In the present study, the most frequently reported reason for starting weaning and terminating breastfeeding was that the mother became pregnant (32.9%). This reason was also recorded by other studies for discontinuing breastfeeding [46–48] The belief that the breast milk of pregnant women could be harmful or no longer nutritious is widely common among Gulf women  and women from other communities [49, 50].

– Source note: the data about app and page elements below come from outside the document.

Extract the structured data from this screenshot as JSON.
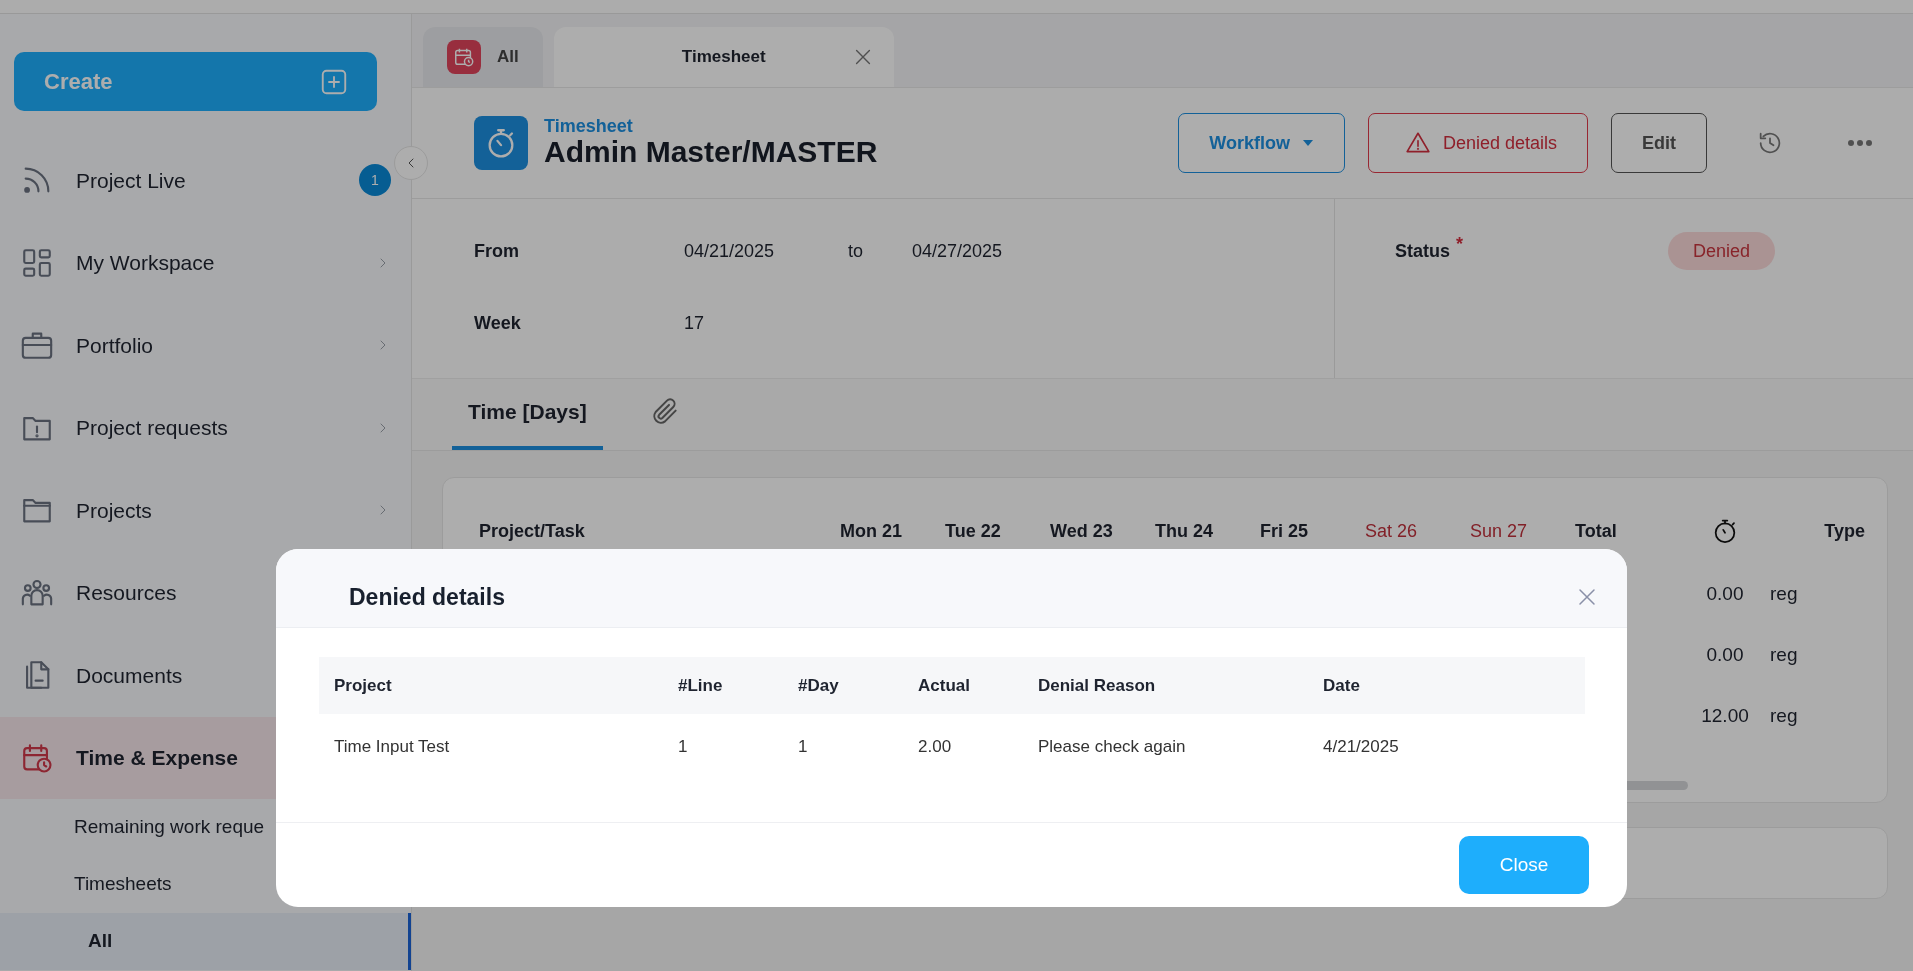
{
  "sidebar": {
    "create_button": {
      "label": "Create"
    },
    "items": [
      {
        "label": "Project Live",
        "badge": "1",
        "selected": false
      },
      {
        "label": "My Workspace",
        "has_submenu": true,
        "selected": false
      },
      {
        "label": "Portfolio",
        "has_submenu": true,
        "selected": false
      },
      {
        "label": "Project requests",
        "has_submenu": true,
        "selected": false
      },
      {
        "label": "Projects",
        "has_submenu": true,
        "selected": false
      },
      {
        "label": "Resources",
        "selected": false
      },
      {
        "label": "Documents",
        "selected": false
      },
      {
        "label": "Time & Expense",
        "selected": true,
        "children": [
          {
            "label": "Remaining work reque",
            "selected": false
          },
          {
            "label": "Timesheets",
            "selected": false,
            "children": [
              {
                "label": "All",
                "selected": true
              }
            ]
          }
        ]
      }
    ]
  },
  "tabs": [
    {
      "label": "All",
      "has_icon": true,
      "closable": false,
      "selected": false
    },
    {
      "label": "Timesheet",
      "has_icon": false,
      "closable": true,
      "selected": true
    }
  ],
  "header": {
    "subtitle": "Timesheet",
    "title": "Admin Master/MASTER",
    "buttons": [
      {
        "kind": "dropdown",
        "label": "Workflow"
      },
      {
        "kind": "danger",
        "label": "Denied details"
      },
      {
        "kind": "plain",
        "label": "Edit"
      }
    ]
  },
  "form": {
    "from_label": "From",
    "from": "04/21/2025",
    "to_label": "to",
    "to": "04/27/2025",
    "week_label": "Week",
    "week": "17",
    "status_label": "Status",
    "status_required_mark": "*",
    "status": "Denied"
  },
  "section_tabs": [
    {
      "kind": "text",
      "label": "Time [Days]",
      "selected": true
    },
    {
      "kind": "attachment",
      "selected": false
    }
  ],
  "timesheet_table": {
    "columns": [
      {
        "kind": "text",
        "label": "Project/Task",
        "weekend": false
      },
      {
        "kind": "text",
        "label": "Mon 21",
        "weekend": false
      },
      {
        "kind": "text",
        "label": "Tue 22",
        "weekend": false
      },
      {
        "kind": "text",
        "label": "Wed 23",
        "weekend": false
      },
      {
        "kind": "text",
        "label": "Thu 24",
        "weekend": false
      },
      {
        "kind": "text",
        "label": "Fri 25",
        "weekend": false
      },
      {
        "kind": "text",
        "label": "Sat 26",
        "weekend": true
      },
      {
        "kind": "text",
        "label": "Sun 27",
        "weekend": true
      },
      {
        "kind": "text",
        "label": "Total",
        "weekend": false
      },
      {
        "kind": "stopwatch"
      },
      {
        "kind": "text",
        "label": "Type",
        "weekend": false
      }
    ],
    "rows": [
      {
        "column_10": "0.00",
        "type": "reg"
      },
      {
        "column_10": "0.00",
        "type": "reg"
      },
      {
        "column_10": "12.00",
        "type": "reg"
      }
    ]
  },
  "modal": {
    "title": "Denied details",
    "columns": [
      "Project",
      "#Line",
      "#Day",
      "Actual",
      "Denial Reason",
      "Date"
    ],
    "rows": [
      [
        "Time Input Test",
        "1",
        "1",
        "2.00",
        "Please check again",
        "4/21/2025"
      ]
    ],
    "close_button": "Close"
  }
}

Other participants, in this study, stated that they stopped breastfeeding and started formula feeding because they believed that their breastmilk was insufficient and infant refused to suck. There seems to be a widespread perception of lactation insufficiency reported by other studies, and accordingly, the infant is given supplements at a very early age [42, 51]. The mother’s concern about milk insufficiency could be explained by her poor understanding of the proper techniques to increase breastmilk. Contrary to this belief, most mothers are able to produce breastmilk in quantities adequate for the proper growth of their infants, even in societies where the mother’s diet is poor . Daly and Hartmann  revealed that maternal milk production is finely tuned to the demand of the infant. Therefore, frequent and exclusive breastfeeding is critical for stimulating optimal milk production.
The results of this study suggest an urgent need to target breastfeeding education campaigns at young, primiparous, which either completed high school or higher education. Those mothers were identified by this study as the most vulnerable group who are at risk of not exclusively breastfeeding. So proper advice and breastfeeding management are required to increase awareness of exclusive breastfeeding benefits and to ensure that the problems Emirati mothers face during breastfeeding do not lead to the cessation of breastfeeding.
The promotion of breastfeeding can be a potential component of the primary public health strategies to decrease public health problems in the UAE, such as obesity and NCD’s and their related risk factors. This will contribute to improving the health, nutrition and well-being of both infants and mothers.
Moreover, the findings of this study should be the foundation of future studies that investigate the feeding patterns in the UAE, and eventually assist in creating a national infant feeding policy. There is a need for a larger more detailed study following women from before birth until they stop breast feeding their babies, the thoughts and feelings of the mother and her social networks at each stage of the process should be explored.